The vertical wind tunnel at Johannes Gutenberg University Mainz (JGU), the only one in the world, provides important information in this regard through new experiments using artificial hailstones made with 3D printers. Dr Miklós Szakáll from JGU’s Institute of Atmospheric Physics (IPA) explained: “One of the things we’ve learned so far is that the form of hailstones determines their velocity before impact.” Szakáll’s team has been able to demonstrate that with Leaf-shaped hail produces less kinetic energy than smooth-surfaced hail and therefore has less destructive potential.
Hail and graupel are terms used to describe the precipitated small, soft ice particles that form when water droplets freeze in storm clouds. This freezing process is facilitated by turbulence and complex physical processes in these clouds, which can extend to very high altitudes. If these ice particles pass through a layer of warm air on their way down, they will melt. The result is large, cold raindrops, which are often the culprits of extreme rainfall precipitation. Assuming the ice particles don’t have time to melt completely before reaching the ground, they arrive as hail or graupel.

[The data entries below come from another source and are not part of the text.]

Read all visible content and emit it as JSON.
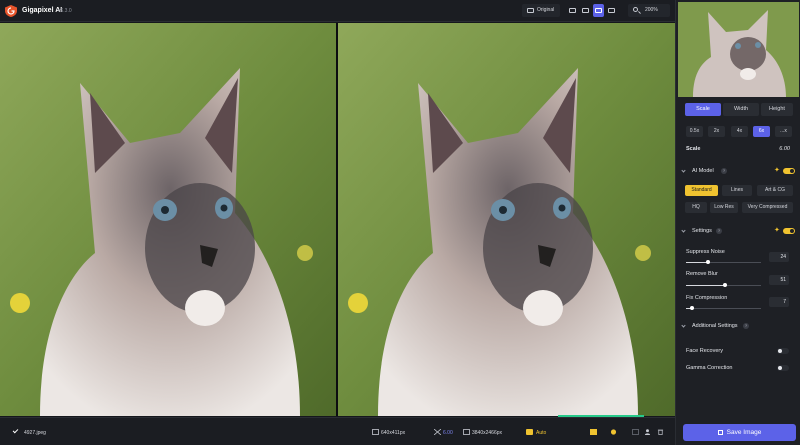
{
  "app": {
    "title": "Gigapixel AI",
    "version": "v6.3.0"
  },
  "toolbar": {
    "original_label": "Original",
    "zoom_label": "200%"
  },
  "status": {
    "filename": "4927.jpeg",
    "input_size": "640x411px",
    "scale": "6.00",
    "output_size": "3840x2466px",
    "auto_label": "Auto"
  },
  "panel": {
    "tabs": [
      {
        "label": "Scale"
      },
      {
        "label": "Width"
      },
      {
        "label": "Height"
      }
    ],
    "scale_options": [
      {
        "label": "0.5x"
      },
      {
        "label": "2x"
      },
      {
        "label": "4x"
      },
      {
        "label": "6x"
      },
      {
        "label": "...x"
      }
    ],
    "scale_label": "Scale",
    "scale_value": "6.00",
    "ai_model": {
      "title": "AI Model",
      "help": "?",
      "models_row1": [
        {
          "label": "Standard"
        },
        {
          "label": "Lines"
        },
        {
          "label": "Art & CG"
        }
      ],
      "models_row2": [
        {
          "label": "HQ"
        },
        {
          "label": "Low Res"
        },
        {
          "label": "Very Compressed"
        }
      ]
    },
    "settings": {
      "title": "Settings",
      "help": "?",
      "suppress_noise": {
        "label": "Suppress Noise",
        "value": "24"
      },
      "remove_blur": {
        "label": "Remove Blur",
        "value": "51"
      },
      "fix_compression": {
        "label": "Fix Compression",
        "value": "7"
      }
    },
    "additional": {
      "title": "Additional Settings",
      "help": "?",
      "face_recovery": "Face Recovery",
      "gamma_correction": "Gamma Correction"
    },
    "save_label": "Save Image"
  },
  "colors": {
    "accent": "#5c62e8",
    "highlight": "#f0c330",
    "progress": "#27c98a"
  }
}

Experiments with natural and artificial hail
Conditions inside the cloud determine the characteristic form, size and mass of these frozen droplets. “In our experiments with natural hailstones, we have seen them melt to form raindrops that can be up to a few millimeters in diameter. Large hailstones can also break up during the melting process, forming many small water droplets,” Szakáll added. From the recorded measurements, his team was able to deduce parameters that could be used as the main elements of numerical simulations of clouds and precipitation in computer models.
The Mainz research team created hail and graupel from frozen water in the laboratory. Using realistic temperature and humidity conditions, the researchers took a closer look at how they fell or melted in the vertical wind tunnel. In addition, they used 3D printers to create artificial hail and graupel that mimic their natural counterparts—even the density of the material corresponds to that of ice. They used these to measure the free-fall properties of descending objects, factors that are particularly relevant to microphysical processes in extreme precipitation events.
In the six-meter-high wind tunnel, hail and graupel grains are freely suspended in an artificially generated vertical airflow. Their behavior was recorded using high-speed and infrared cameras and a specially developed holographic imaging system.
“If we apply the insights from the microphysics of precipitation gained through these experiments to the models used to analyze storm clouds, we can better predict what they will do,” said Professors Stephen Borman and Max Planck of IPA. The director of the Institute of Chemistry explained. “This is especially important given that extreme weather events such as droughts and torrential rains are likely to increase, even in our region with climate change,” stressed Borrmann.
The experiments in Mainz were carried out with the support of the HydroCOMET project sponsored by the German Research Foundation (DFG). The findings have been published in five peer-reviewed journals and as a book contribution.
Experts reviewing the results of the HydroCOMET survey provided a very positive assessment of the laboratory experiments conducted in Mainz and related publications. They particularly highlighted the important role played by existing infrastructure, namely vertical wind tunnels.